[What this task involves]
Report every line of the records that includes the word "sfml".
═════ Data for review
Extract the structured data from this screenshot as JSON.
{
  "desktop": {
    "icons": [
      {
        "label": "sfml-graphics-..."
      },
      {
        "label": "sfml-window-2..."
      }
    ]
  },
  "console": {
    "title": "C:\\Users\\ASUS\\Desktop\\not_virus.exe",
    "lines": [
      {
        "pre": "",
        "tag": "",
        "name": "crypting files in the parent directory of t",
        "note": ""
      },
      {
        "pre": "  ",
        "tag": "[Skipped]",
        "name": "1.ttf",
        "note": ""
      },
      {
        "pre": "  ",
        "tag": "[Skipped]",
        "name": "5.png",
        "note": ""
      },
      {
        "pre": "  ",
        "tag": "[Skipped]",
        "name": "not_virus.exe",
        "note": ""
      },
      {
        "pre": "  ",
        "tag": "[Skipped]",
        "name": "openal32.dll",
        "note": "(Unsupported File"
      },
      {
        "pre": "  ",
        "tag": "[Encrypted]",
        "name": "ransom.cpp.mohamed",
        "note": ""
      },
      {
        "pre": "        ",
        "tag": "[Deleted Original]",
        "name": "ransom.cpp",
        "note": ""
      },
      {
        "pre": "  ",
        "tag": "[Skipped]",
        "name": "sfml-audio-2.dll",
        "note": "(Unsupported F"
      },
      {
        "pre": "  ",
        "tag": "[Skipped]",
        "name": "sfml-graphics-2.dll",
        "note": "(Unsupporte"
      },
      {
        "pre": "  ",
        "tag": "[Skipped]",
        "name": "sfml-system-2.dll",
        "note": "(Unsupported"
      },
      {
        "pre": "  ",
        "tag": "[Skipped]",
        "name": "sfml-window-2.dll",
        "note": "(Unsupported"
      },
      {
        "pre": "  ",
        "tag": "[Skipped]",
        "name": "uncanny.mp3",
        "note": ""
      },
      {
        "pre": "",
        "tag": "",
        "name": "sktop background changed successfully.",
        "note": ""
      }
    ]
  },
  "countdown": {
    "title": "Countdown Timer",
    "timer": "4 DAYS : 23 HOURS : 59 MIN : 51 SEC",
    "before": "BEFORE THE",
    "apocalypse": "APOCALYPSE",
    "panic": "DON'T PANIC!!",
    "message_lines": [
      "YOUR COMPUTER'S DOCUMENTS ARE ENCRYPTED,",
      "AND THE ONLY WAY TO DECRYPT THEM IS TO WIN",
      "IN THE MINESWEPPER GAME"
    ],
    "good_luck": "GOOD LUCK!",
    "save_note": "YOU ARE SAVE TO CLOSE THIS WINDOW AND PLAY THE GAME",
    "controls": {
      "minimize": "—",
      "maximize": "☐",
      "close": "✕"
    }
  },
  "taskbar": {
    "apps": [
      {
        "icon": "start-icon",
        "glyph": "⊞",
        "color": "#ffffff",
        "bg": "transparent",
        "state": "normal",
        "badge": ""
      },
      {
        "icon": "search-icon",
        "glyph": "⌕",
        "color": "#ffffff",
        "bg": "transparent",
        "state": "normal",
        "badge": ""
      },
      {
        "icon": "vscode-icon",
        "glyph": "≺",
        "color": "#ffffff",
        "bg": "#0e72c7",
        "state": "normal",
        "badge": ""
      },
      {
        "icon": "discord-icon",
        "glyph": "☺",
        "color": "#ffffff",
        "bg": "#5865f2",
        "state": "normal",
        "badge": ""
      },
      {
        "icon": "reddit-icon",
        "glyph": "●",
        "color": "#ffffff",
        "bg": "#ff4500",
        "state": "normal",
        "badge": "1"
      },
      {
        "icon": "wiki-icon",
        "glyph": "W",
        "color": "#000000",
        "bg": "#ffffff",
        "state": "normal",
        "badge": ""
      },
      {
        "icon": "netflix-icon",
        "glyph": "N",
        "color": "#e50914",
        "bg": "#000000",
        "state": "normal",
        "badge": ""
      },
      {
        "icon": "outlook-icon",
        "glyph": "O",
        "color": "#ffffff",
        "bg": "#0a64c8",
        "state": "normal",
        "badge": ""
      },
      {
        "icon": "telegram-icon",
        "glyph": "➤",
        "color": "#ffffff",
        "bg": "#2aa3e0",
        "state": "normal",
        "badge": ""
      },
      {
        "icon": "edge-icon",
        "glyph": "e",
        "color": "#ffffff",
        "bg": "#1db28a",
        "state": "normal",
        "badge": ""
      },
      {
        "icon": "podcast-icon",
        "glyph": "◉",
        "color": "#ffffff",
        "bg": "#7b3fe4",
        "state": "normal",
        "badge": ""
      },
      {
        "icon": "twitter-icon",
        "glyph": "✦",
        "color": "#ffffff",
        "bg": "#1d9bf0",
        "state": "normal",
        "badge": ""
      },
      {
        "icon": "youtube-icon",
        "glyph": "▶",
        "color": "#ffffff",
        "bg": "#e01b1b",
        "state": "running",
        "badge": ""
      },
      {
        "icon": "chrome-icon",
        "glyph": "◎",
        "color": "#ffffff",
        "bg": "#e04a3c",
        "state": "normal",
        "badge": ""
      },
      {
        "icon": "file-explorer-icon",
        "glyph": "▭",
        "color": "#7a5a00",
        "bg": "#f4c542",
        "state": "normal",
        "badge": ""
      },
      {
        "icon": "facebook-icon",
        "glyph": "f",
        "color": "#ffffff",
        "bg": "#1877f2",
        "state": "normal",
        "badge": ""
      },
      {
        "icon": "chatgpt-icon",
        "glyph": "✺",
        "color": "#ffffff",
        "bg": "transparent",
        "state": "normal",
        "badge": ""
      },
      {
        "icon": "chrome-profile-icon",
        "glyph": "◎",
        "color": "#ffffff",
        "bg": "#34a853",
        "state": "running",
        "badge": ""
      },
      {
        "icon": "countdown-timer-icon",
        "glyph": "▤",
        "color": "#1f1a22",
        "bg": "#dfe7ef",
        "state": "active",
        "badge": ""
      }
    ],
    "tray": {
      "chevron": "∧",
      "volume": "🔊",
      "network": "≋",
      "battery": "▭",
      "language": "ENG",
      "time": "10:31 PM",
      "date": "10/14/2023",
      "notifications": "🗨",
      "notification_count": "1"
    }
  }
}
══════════
[Written solution]
        "label": "sfml-graphics-..."
        "label": "sfml-window-2..."
        "name": "sfml-audio-2.dll",
        "name": "sfml-graphics-2.dll",
        "name": "sfml-system-2.dll",
        "name": "sfml-window-2.dll",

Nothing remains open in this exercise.